Abstract:  In this talk, we show how to study the evolution of a system, given imprecise knowledge about the state of the system and the dynamics laws.  Our approach is based on Fuzzy Set Theory, and it will be shown that the Fuzzy Dynamics of an n-dimensional system is equivalent to Lagrangian (or Hamiltonian) mechanics in an n+1-dimensional space. In some cases, however, the corresponding Lagrangian is more general than the usual one and could depend on the action. In this case, Lagrange's equations gain a non-zero right-hand side proportional to the derivative of the Lagrangian with respect to the action.  Examples of such systems are unstable systems, systems with dissipation and systems which can remember their history. Moreover, in certain situations, the Lagrangian could be a set-valued function. The corresponding equations of motion then become differential inclusions instead of differential equations.  We will also show that the principal of least action is a consequence of the causality principle and the local topology of the state space and not an independent axiom of classical mechanics.

We emphasize that our adaptation of Lagrangian mechanics does not use or depend on specific properties of the physical system being modeled. Therefore, this Lagrangian approach may be equally applied to non-physical systems. An example of such an application is presented as well.

 

Tzvi Scarr, JCT, Israel (joint work with Yaakov Friedman)

Title: Relativistic Transformation for the Radius of a Rotating Disk

Abstract:  Based on the symmetries of a rotating system, we derive the general form of the relativistic spacetime transformations from a rotating system to an inertial one.  The explicit form of these transformations is derived rigorously, using only the basic tenets of Special Relativity and the methods of covariant uniform acceleration. There are no arbitrary assumptions, as in all previous theories. We show that the speed, with respect to an inertial frame, of a rest point in a rotating system of any size does not exceed the speed of light. This implies that special relativity does not impose a limitation on the size of a rotating object. We obtain global relativistic rotations. The horizon problem does not arise. We show how to synchronize clocks on a rotating disk, avoiding the time gap.

 

Roee Steiner, Ben Gurion University, Israel

Title: Dynamical Couplings in Gauge Theories and Relation to Confinement Mechanisms

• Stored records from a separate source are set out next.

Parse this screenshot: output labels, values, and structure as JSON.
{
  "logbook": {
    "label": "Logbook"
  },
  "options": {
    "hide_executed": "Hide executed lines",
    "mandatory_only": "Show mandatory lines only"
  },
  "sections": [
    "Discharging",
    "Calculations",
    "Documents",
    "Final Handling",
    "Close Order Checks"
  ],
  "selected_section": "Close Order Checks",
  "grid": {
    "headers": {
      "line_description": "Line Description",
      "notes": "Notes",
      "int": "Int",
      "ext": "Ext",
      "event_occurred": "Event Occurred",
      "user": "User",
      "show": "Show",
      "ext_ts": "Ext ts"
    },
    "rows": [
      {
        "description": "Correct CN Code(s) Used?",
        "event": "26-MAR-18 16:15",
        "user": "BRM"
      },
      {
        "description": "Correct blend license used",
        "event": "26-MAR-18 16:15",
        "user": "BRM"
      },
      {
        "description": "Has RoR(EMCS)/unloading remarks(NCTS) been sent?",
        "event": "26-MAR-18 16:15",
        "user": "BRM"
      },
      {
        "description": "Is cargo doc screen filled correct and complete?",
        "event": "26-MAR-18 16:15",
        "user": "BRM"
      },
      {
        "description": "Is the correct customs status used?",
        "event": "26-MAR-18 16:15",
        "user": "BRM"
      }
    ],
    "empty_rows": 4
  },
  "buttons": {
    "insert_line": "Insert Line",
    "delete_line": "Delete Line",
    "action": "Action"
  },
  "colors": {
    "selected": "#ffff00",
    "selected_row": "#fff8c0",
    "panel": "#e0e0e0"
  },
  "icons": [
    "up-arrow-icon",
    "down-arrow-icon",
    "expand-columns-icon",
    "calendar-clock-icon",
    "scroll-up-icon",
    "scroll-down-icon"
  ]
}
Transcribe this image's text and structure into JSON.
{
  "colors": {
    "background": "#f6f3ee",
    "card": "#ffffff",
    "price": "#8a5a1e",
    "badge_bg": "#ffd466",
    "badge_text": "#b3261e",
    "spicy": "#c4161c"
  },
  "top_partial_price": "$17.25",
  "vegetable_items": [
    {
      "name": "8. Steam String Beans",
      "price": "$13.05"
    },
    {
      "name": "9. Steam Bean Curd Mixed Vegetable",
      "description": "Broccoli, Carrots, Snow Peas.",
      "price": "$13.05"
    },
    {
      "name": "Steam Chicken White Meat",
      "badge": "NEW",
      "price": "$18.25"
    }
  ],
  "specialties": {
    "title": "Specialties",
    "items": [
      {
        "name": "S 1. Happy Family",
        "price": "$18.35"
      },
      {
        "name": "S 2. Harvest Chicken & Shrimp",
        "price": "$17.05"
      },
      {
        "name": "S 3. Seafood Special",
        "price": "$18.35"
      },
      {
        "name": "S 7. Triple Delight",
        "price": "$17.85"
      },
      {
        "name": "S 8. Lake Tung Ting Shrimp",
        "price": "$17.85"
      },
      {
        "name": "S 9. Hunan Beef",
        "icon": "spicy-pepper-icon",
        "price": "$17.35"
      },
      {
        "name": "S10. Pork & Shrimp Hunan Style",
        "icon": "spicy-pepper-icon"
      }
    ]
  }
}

Abstract: By using a variation of the gauge procedure which employs a scalar gauge field, B(x), in addition to the usual vector gauge field Au(x), we can couple abelian gauge fields to currents which allow dynamical coupling constants, which could depend, for example, on the local value of a scalar field. In the simplest realization of these models, such theories naturally lead to a confinement of charge inside bags, where the charge current is confined inside Bags via MIT Bag model boundary conditions. Other formulations allow the possibility of gauge invariant formulation of dynamical couplings, for example, time-dependent fine structure constant, without associated confinement mechanisms.

 

 

Ezra Yudkin, JCT, Israel (joint work with Yaakov Friedman)

Title: Testing Einstein's time dilation and clock hypothesis

Abstract: Einstein's time dilation may be tested by the Transverse Doppler shift. Similarly, the Clock Hypothesis can be tested by a Doppler shift due to acceleration. Mossbauer spectroscopy with a rotating absorber can be used to test such shifts. We explain the need of a Synchrotron Mossbauer Source for such an experiment. We present the results of the HC-1361 experiment performed at ESRF to study the Mossbauer spectra of a rotating absorber, and propose a method to test properly Einstein's time dilation and clock hypothesis.